*** Opening of Supplied data ***

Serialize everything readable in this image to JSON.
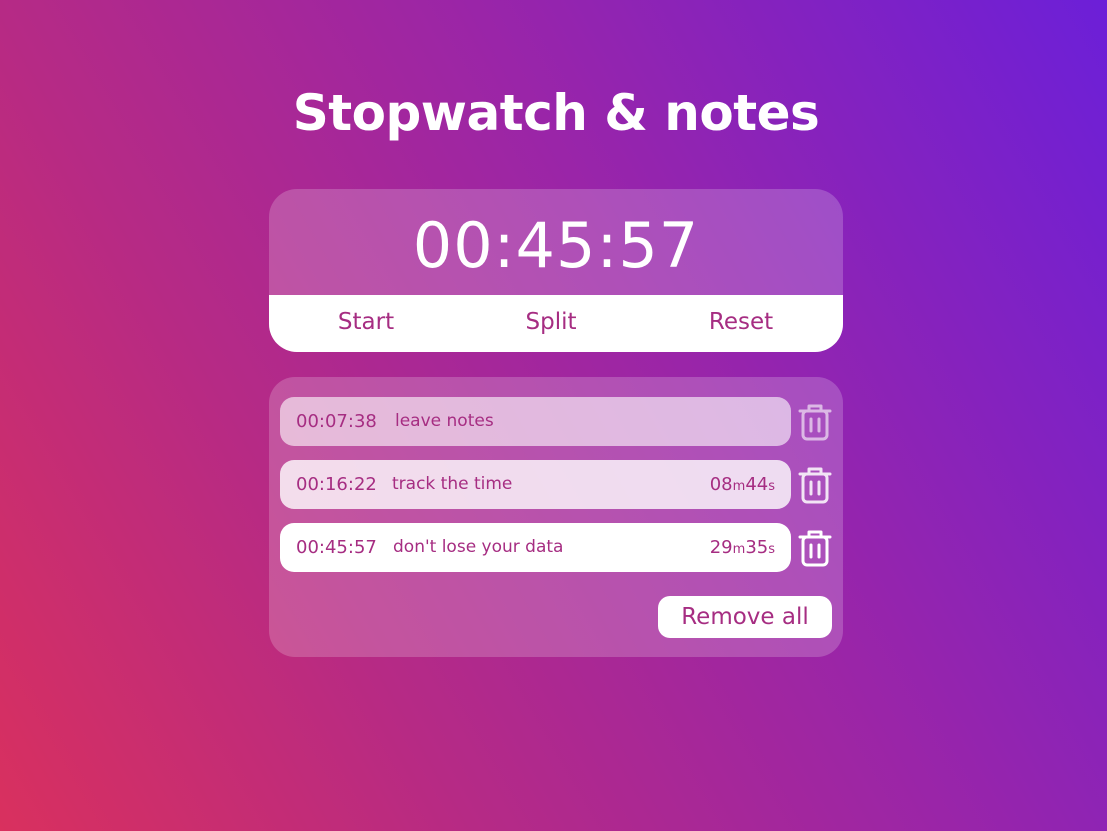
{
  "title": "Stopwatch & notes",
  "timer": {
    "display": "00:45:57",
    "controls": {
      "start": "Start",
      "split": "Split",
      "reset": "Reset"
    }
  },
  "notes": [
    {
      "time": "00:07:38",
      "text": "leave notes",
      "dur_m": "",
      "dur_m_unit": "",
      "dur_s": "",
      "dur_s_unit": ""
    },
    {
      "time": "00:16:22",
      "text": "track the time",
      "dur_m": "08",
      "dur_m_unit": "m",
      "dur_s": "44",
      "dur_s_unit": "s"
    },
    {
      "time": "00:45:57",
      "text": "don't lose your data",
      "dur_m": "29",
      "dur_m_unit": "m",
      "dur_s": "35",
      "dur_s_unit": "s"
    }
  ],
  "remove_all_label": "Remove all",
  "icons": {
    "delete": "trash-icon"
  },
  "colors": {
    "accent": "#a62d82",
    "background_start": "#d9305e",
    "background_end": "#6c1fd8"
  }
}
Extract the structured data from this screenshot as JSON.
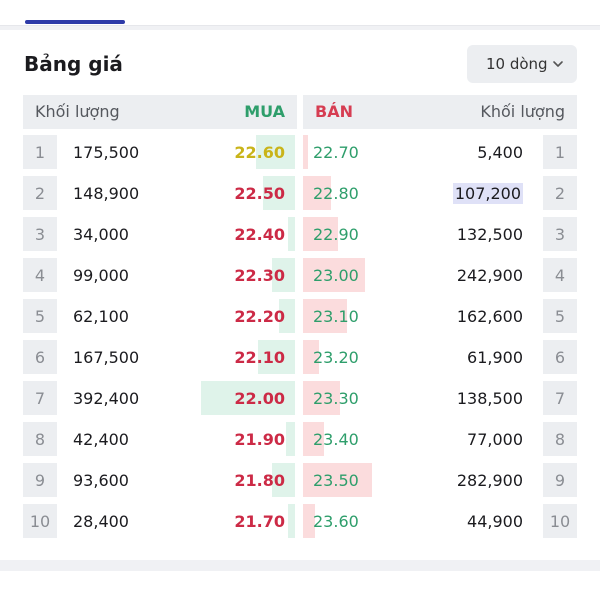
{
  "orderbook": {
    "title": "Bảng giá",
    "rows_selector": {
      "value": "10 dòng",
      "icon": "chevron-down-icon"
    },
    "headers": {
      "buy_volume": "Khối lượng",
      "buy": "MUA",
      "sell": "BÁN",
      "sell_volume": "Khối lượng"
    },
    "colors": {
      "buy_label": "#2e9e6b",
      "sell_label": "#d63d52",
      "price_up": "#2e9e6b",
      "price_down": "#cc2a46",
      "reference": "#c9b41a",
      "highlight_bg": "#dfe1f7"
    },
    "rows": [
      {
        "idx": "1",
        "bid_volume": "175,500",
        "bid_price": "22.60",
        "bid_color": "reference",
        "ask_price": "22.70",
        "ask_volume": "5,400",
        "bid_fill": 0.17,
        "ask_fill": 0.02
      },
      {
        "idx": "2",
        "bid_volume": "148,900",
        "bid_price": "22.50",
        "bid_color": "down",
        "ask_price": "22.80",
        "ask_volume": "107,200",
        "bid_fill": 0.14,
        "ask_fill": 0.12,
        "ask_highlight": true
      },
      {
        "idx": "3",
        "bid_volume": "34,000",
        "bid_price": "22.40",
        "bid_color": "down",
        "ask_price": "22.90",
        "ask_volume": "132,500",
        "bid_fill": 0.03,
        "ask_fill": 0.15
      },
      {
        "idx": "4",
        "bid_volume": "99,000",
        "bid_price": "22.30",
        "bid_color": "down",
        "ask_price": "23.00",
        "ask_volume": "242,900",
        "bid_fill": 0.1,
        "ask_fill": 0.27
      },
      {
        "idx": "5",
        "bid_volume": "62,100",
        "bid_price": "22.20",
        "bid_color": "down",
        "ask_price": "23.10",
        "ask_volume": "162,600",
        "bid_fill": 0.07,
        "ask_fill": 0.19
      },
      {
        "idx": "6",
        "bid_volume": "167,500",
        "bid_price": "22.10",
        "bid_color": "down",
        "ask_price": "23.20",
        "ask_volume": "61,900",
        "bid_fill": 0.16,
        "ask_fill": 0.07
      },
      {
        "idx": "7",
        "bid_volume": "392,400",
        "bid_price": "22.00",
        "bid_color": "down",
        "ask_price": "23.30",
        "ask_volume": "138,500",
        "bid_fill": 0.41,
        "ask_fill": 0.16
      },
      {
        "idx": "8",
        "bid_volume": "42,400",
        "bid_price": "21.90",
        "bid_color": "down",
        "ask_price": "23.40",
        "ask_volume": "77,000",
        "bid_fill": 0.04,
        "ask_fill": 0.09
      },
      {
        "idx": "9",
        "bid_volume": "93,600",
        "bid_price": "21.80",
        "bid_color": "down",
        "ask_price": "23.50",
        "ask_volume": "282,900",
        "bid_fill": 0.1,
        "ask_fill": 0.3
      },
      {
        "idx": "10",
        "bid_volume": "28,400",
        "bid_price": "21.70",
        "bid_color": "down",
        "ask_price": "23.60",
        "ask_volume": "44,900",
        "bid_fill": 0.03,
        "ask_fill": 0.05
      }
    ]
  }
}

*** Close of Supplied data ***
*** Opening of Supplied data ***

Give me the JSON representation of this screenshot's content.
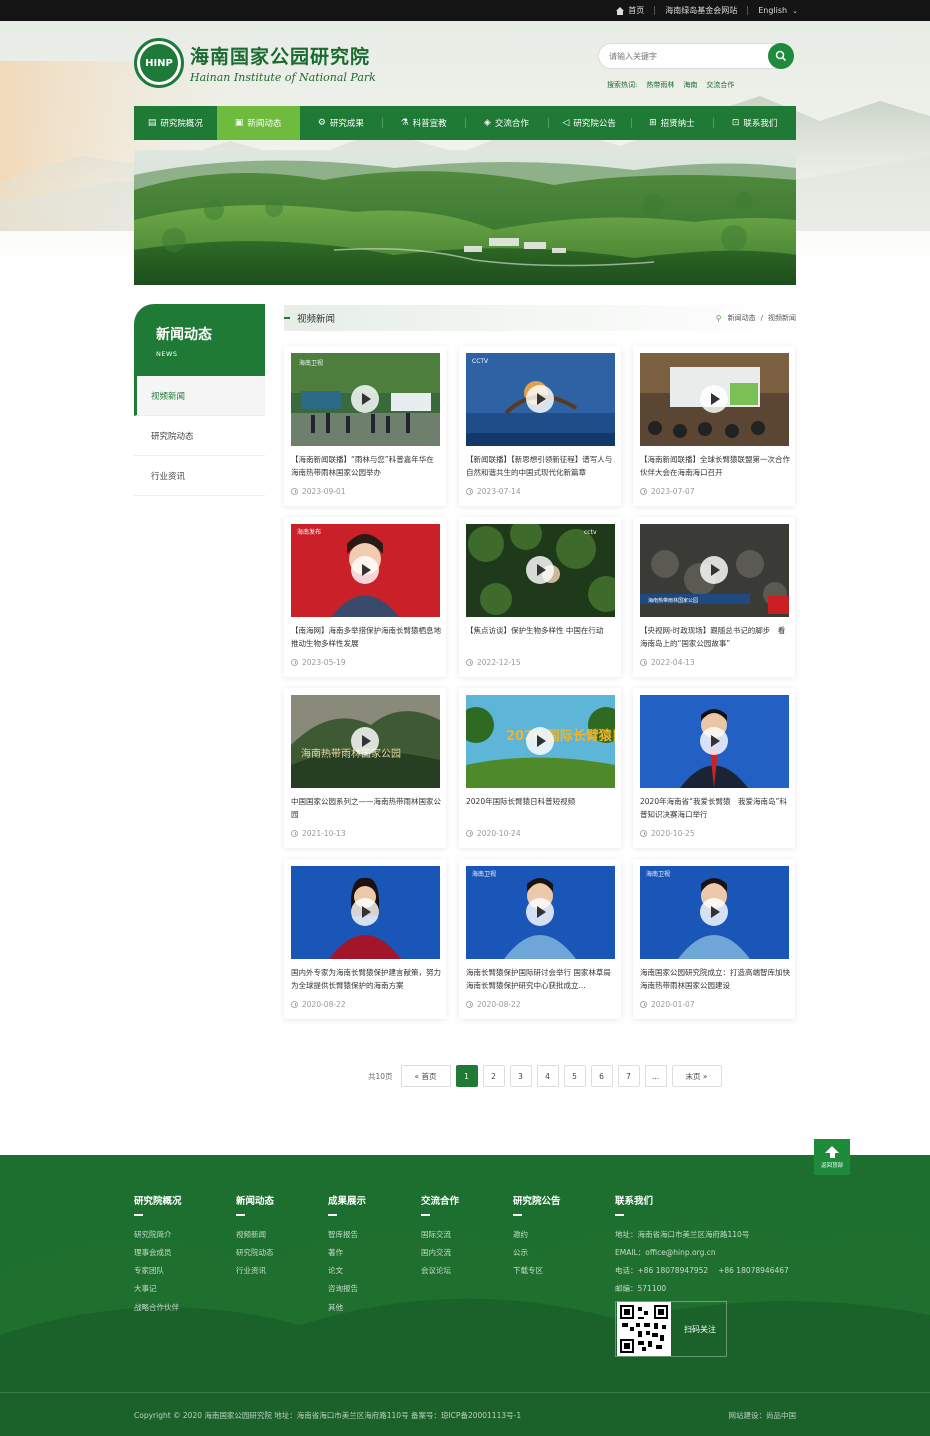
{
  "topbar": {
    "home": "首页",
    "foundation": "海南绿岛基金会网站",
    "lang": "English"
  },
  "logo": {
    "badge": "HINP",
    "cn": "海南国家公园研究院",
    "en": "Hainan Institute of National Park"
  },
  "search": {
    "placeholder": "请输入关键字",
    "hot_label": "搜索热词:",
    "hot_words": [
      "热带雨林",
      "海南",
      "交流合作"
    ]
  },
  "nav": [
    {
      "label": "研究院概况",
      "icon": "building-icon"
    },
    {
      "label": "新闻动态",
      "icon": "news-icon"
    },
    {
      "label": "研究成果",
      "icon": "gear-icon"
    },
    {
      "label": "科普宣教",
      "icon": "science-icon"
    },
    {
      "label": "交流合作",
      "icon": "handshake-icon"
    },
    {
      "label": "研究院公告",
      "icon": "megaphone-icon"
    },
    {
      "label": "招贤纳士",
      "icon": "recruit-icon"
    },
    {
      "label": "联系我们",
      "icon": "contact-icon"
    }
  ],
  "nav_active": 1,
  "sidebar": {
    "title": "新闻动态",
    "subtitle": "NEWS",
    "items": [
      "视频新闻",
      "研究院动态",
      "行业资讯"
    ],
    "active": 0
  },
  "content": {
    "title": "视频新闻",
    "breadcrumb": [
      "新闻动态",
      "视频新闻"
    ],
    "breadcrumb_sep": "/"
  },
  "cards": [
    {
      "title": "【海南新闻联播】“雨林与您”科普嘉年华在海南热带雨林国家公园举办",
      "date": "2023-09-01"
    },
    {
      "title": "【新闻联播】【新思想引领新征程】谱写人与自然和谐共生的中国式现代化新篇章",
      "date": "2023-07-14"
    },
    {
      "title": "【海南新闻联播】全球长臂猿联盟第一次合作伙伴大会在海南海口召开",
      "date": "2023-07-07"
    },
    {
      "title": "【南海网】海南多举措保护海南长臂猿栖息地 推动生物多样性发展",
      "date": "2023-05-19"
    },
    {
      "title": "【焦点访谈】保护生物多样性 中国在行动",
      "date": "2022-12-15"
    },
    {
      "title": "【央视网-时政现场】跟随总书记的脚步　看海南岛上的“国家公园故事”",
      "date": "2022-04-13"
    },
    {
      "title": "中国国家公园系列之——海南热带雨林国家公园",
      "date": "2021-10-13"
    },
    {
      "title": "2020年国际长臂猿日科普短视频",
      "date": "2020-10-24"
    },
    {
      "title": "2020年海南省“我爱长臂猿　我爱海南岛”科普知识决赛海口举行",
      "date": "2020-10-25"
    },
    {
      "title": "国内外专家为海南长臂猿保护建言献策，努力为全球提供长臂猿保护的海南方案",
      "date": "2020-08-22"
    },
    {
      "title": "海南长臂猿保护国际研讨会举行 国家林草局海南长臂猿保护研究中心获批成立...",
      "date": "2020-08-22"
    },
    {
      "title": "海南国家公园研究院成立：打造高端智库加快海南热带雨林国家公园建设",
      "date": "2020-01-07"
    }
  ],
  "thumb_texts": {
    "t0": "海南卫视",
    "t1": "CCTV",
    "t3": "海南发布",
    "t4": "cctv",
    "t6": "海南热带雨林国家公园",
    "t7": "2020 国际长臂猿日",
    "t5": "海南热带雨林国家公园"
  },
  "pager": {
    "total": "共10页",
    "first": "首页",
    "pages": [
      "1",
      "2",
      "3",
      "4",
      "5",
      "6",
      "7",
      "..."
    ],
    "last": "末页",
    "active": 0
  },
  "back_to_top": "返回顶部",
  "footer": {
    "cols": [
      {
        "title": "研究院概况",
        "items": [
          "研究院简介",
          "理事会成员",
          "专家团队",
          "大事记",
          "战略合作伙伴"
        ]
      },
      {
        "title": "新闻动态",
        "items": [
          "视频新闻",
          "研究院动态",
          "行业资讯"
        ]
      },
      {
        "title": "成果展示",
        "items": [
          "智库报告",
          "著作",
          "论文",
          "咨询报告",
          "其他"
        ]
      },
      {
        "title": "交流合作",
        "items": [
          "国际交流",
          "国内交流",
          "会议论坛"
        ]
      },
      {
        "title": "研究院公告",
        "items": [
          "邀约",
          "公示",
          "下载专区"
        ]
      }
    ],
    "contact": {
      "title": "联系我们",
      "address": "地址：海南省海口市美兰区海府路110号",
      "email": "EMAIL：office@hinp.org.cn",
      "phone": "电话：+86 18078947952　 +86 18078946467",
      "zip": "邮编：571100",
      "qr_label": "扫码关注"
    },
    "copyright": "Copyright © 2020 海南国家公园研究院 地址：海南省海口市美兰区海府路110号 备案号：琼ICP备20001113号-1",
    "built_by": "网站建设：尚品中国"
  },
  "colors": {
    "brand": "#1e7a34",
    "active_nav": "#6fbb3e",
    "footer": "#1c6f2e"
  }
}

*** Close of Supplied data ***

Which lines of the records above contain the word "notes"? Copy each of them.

  "title": "Stopwatch & notes",
  "notes": [
      "text": "leave notes",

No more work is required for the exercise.